**Information shown:**
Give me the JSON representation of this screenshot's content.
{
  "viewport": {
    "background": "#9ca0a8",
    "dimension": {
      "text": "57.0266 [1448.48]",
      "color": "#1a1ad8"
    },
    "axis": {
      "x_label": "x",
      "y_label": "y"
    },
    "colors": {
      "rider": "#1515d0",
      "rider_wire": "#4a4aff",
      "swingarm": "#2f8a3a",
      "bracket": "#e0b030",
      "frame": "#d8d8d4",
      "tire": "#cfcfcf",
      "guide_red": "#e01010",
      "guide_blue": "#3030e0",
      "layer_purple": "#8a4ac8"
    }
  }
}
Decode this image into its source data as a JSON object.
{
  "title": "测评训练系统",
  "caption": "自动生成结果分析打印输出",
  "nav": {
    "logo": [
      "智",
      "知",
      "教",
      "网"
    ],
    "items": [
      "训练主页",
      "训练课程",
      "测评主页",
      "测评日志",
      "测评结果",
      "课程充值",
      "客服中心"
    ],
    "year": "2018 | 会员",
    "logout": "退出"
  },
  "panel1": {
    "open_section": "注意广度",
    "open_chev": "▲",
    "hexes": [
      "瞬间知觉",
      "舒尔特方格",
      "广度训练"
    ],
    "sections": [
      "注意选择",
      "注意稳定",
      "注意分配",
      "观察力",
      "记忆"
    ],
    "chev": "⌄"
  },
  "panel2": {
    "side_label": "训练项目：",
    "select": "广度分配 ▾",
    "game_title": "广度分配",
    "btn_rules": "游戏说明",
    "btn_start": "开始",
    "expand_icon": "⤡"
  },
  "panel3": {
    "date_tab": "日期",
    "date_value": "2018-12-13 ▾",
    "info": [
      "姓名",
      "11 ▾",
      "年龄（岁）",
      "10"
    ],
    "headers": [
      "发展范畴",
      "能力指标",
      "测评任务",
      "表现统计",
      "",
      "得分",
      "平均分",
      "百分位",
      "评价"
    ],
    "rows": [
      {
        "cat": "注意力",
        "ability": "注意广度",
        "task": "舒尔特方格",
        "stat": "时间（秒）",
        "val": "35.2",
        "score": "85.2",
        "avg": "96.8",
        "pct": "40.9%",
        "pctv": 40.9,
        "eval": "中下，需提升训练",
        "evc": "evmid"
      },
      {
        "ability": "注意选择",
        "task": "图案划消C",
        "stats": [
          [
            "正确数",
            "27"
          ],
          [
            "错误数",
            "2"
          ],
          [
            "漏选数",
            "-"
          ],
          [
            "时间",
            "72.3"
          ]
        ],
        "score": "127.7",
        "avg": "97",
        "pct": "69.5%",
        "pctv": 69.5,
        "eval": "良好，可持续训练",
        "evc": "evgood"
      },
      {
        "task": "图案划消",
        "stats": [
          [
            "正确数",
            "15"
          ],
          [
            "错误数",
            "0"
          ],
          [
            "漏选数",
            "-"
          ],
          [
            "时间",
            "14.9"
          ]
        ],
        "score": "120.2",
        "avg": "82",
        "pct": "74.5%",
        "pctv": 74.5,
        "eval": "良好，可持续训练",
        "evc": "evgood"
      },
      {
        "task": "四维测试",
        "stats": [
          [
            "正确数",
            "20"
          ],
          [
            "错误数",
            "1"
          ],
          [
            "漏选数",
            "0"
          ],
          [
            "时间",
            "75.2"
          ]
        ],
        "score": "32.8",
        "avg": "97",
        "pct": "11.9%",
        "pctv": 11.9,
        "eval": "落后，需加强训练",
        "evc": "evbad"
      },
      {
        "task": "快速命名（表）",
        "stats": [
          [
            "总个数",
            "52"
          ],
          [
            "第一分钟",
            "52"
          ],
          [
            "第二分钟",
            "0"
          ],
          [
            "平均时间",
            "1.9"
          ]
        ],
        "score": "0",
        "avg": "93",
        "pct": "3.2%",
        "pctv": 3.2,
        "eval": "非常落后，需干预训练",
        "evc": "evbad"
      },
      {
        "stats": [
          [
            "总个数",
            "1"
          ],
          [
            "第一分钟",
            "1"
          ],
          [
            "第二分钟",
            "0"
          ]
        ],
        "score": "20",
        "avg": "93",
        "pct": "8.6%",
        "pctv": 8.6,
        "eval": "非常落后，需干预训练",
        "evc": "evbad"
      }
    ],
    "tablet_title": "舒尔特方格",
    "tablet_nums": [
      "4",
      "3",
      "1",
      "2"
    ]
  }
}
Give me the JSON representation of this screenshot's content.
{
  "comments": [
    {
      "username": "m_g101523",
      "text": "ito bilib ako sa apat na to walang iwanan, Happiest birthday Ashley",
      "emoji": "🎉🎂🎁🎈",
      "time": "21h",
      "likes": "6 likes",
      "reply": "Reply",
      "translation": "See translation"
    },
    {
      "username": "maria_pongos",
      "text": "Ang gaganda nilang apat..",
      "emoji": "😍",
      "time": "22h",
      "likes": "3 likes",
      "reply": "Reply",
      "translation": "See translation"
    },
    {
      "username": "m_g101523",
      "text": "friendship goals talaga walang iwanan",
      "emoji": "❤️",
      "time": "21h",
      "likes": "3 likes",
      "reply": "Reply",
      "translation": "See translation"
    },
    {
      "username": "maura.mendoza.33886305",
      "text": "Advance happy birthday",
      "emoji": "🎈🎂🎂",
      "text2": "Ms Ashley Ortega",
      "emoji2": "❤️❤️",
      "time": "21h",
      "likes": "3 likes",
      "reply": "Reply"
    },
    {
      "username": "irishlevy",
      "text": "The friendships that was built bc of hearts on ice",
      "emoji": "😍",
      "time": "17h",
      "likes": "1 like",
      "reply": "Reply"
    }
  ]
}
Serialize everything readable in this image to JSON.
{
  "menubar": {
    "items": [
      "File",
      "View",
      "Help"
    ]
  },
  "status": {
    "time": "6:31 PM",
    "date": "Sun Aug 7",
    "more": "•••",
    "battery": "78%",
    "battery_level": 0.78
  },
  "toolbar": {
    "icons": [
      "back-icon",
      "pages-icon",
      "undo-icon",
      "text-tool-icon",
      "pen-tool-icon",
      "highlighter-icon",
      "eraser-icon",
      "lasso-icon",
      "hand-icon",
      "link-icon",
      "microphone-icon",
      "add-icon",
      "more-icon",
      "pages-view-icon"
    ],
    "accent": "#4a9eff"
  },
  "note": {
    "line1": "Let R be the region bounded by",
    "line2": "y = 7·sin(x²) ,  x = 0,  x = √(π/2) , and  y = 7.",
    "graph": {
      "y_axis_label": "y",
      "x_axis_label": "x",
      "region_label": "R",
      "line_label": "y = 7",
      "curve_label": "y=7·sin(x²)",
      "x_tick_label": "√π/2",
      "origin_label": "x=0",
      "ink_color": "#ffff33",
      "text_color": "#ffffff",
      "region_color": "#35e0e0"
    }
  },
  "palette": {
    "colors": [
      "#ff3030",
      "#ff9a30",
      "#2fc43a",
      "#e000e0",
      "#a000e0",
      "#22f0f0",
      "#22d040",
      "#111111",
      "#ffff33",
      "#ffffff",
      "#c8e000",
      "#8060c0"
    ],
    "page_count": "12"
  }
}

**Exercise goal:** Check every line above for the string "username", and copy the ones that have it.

**Response:**
      "username": "m_g101523",
      "username": "maria_pongos",
      "username": "m_g101523",
      "username": "maura.mendoza.33886305",
      "username": "irishlevy",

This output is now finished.